Recipe - Chraime

Recipe - Chraime

Tina Stapper

Chraime is a dish that has roots in Northern Africa and the Middle East. Traditionally enjoyed on Jewish holidays, this white-fish cooked in spiced tomato sauce is popular in several Mediterranean countries.

Easy and comes together in under an hour, it serves 6, and can be made ahead and stored in the refrigerator for up to 4 days.

1.5lb (680g) Sablefish

2-3 tbsp olive oil

4 garlic cloves, minced

1 large yellow onion (about 1.5 cups chopped)

2 tbsp tomato paste

3 tbsp Chraime spice blend (more or less to taste)

796ml can of crushed or diced tomatoes 

Salt and pepper

Fresh parsley or dried parsley

For serving: Couscous or baguette (or both!)

Dry the thawed fish with paper towel, slice into approximately 115g portions. Season well with salt and pepper.

Heat 1-2tbsp olive oil in a wide bottomed braiser or dutch oven medium-high, and fry the filets for about 3-4 minutes skin side down. Flip the pieces to kiss the flesh side on the heat briefly, but do not cook them through. Remove them from the pot and set aside. 

Add the remaining oil, garlic and chopped onion to the pot, and stir until fragrant and a nice caramelization appears on the onions. Add the tomato paste and Chraime spice blend and continue stirring until everything is blended. 

Pour in the tomatoes, if you are using diced tomatoes you may want to mash them for a smoother texture. Chop about half of the parsley and incorporate into the sauce (use 1-2 tablespoons if dried). Add a cup of water to raise the volume (this will eventually evaporate off).

Add in the fish and bring the sauce up to a boil, and then reduce to medium-low, cover and let cook for about 15 minutes. 

Remove the fish once cooked, and reduce the sauce uncovered if it is too thin.

Plate the poached fish, pour over the reduced sauce and garnish with the remaining fresh parsley.
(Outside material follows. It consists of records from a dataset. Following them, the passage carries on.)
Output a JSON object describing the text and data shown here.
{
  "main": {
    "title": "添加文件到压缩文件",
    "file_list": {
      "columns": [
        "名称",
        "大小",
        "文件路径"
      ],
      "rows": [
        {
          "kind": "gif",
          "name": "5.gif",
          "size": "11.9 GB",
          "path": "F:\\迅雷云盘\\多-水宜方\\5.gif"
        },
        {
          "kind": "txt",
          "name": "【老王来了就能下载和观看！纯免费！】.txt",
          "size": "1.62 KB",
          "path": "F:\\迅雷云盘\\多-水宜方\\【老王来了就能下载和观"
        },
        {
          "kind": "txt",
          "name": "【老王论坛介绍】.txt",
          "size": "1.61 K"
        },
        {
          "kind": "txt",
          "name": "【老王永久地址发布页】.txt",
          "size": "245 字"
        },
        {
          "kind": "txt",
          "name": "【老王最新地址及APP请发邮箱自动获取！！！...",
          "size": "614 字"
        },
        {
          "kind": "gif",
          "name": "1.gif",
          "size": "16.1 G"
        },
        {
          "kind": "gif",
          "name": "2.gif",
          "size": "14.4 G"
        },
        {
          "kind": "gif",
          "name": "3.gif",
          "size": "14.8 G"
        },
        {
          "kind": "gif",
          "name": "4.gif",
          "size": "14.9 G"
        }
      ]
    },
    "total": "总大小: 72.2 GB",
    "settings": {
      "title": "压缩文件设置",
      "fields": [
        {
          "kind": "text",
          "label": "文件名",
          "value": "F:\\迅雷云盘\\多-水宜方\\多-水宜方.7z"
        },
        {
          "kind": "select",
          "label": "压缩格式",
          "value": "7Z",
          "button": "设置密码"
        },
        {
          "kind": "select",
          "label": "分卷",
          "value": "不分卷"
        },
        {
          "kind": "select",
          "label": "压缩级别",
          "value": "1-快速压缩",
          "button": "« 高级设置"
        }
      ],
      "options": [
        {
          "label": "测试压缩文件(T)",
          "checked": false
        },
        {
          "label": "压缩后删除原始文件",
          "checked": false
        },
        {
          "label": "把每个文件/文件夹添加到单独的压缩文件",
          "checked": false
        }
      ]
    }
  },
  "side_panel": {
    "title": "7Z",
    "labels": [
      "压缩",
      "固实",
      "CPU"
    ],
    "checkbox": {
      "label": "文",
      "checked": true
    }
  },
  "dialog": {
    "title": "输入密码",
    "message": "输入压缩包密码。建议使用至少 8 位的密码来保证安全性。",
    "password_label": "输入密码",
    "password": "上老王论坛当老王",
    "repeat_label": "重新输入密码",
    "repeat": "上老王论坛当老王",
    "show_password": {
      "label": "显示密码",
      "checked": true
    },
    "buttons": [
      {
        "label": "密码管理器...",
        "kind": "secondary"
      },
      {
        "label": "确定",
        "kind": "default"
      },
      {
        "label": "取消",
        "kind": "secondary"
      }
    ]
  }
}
Serve with a side of couscous or freshly baked baguette for soaking up these incredible flavours.

Leave a comment

Please note, comments must be approved before they are published